The trouble for Joey was that—like any other kid his age—his self-worth was all tangled up in his pitching persona. As he grew better and better, he became addicted to the attention he received from his coaches and teammates. He internalized the pressure on him to perform at a high level, so eager to please everyone that he lost any sense of himself and what he wanted to do. Like many budding American athletes, Joey was a competitive kid who specialized in the sport he loved at too young and impressionable an age. No one stepped in to put on the brakes, to call an occasional time-out, or to make sure there were other activities in Joey’s life to provide him with a healthy dose of diverse experiences. With such guidance he could have developed a better balance between baseball and everything else a little kid should explore as he grows up and becomes a young man.
The extent to which Joey retreated from the pressures of his “profession” are astounding. He began to fantasize that his dad had crashed the family car on the way to practice. He envisioned them hitting a telephone pole and being injured so badly that they were hospitalized. He imagined having his dad all to himself as they laid in adjacent beds in a recovery room, conjuring up extensive uninterrupted conversations they’d have in their one-on-one time together.
For Joey things did not end happily, at least not from a sports perspective. During his eleventh year he quit baseball. Everyone was shocked, but for him it was the only way to quell the overwhelming fear he had of failing, of drowning in everyone’s disappointment. He joined the 70 percent of American youths who had quit organized sports by the age of thirteen: Young teenagers who turned their backs on youth sports at precisely the age when they were physically, emotionally, and socially primed to benefit from the experience of training and playing in the challenging, competitive, socially dynamic context that individual and team sports can and should provide.
Today’s win-at-all-costs culture subjects children like Joey to too much, too soon. Starting at age five or six (sometimes even younger), children are pressured to perform by parents, coaches, and, more insidiously, by societal attitudes disseminated by overzealous media marketers. Success is packaged so cleverly that children are unable to avoid internalizing the belief that their self-worth is inextricably linked to short-term success.
At Whole Child Sports we want to slow things down a bit for these youngsters, to give kids the time and space to develop properly, at a more reasonable pace. We recognize that each child’s life unfolds at its own unique, subjective pace and that kids can thrive and reach their full potential as athletes and adults if they are taught in developmentally appropriate stages. That’s why we emphasize the benefits of free play and loosely structured skill-building activities in the younger years. That’s why we encourage parents to learn to temper their overt and subconscious influences on their child’s sports experience. As kids grow older, with the guidance of parents and coaches trained to cultivate the Whole Child—not just the prospective athlete—they can develop into creative, adaptable, healthy young men and women who are confident in their bodies and socially well-adjusted. ♦

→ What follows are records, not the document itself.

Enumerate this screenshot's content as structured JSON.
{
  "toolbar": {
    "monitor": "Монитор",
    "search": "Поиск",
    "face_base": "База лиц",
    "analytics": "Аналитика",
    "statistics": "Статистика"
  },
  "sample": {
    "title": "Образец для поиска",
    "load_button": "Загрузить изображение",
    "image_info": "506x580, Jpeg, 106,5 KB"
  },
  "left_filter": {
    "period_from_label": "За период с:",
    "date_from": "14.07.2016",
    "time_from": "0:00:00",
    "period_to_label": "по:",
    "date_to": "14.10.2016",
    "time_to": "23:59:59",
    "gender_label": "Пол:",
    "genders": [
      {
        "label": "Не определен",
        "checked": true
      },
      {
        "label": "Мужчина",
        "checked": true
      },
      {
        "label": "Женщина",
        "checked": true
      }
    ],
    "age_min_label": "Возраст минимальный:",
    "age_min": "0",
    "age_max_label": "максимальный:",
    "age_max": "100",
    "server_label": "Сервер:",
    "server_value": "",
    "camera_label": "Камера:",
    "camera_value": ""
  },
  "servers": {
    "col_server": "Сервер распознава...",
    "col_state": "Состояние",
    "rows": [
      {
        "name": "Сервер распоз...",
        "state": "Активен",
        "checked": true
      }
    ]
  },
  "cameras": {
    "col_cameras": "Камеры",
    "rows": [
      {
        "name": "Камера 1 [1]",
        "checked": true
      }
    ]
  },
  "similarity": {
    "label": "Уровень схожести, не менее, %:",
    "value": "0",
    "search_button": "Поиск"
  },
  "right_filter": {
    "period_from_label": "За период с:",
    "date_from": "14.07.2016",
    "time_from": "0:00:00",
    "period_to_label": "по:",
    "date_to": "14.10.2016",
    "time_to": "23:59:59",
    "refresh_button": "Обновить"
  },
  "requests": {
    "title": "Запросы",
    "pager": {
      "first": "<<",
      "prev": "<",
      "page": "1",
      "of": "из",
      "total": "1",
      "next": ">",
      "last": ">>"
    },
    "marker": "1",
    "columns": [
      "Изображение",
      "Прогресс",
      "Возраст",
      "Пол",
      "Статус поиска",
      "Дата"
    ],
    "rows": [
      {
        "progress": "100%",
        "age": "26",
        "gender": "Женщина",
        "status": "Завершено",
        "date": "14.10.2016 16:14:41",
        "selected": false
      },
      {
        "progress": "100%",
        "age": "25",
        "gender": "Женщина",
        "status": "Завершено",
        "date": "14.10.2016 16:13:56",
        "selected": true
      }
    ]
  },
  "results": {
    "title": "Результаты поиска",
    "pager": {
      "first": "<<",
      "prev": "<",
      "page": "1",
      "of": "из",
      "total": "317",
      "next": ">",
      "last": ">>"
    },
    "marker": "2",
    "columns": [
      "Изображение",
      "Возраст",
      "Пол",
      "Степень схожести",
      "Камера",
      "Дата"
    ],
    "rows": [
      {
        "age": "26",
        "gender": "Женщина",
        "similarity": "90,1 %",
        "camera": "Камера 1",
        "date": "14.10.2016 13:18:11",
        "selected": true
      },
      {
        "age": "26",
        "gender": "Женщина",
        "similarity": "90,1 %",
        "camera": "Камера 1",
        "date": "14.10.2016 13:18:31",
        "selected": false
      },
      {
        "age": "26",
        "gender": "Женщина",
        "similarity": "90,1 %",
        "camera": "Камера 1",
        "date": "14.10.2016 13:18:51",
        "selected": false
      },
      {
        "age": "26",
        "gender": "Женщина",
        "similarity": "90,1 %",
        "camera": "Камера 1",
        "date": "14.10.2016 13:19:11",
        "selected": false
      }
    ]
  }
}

From Kim John Payne, Luis Fernando Llosa, & Scott Lancaster. Beyond Winnning: Smart Parenting in a Toxic Sports Environment (Lyons Press, Connecticut, 2013)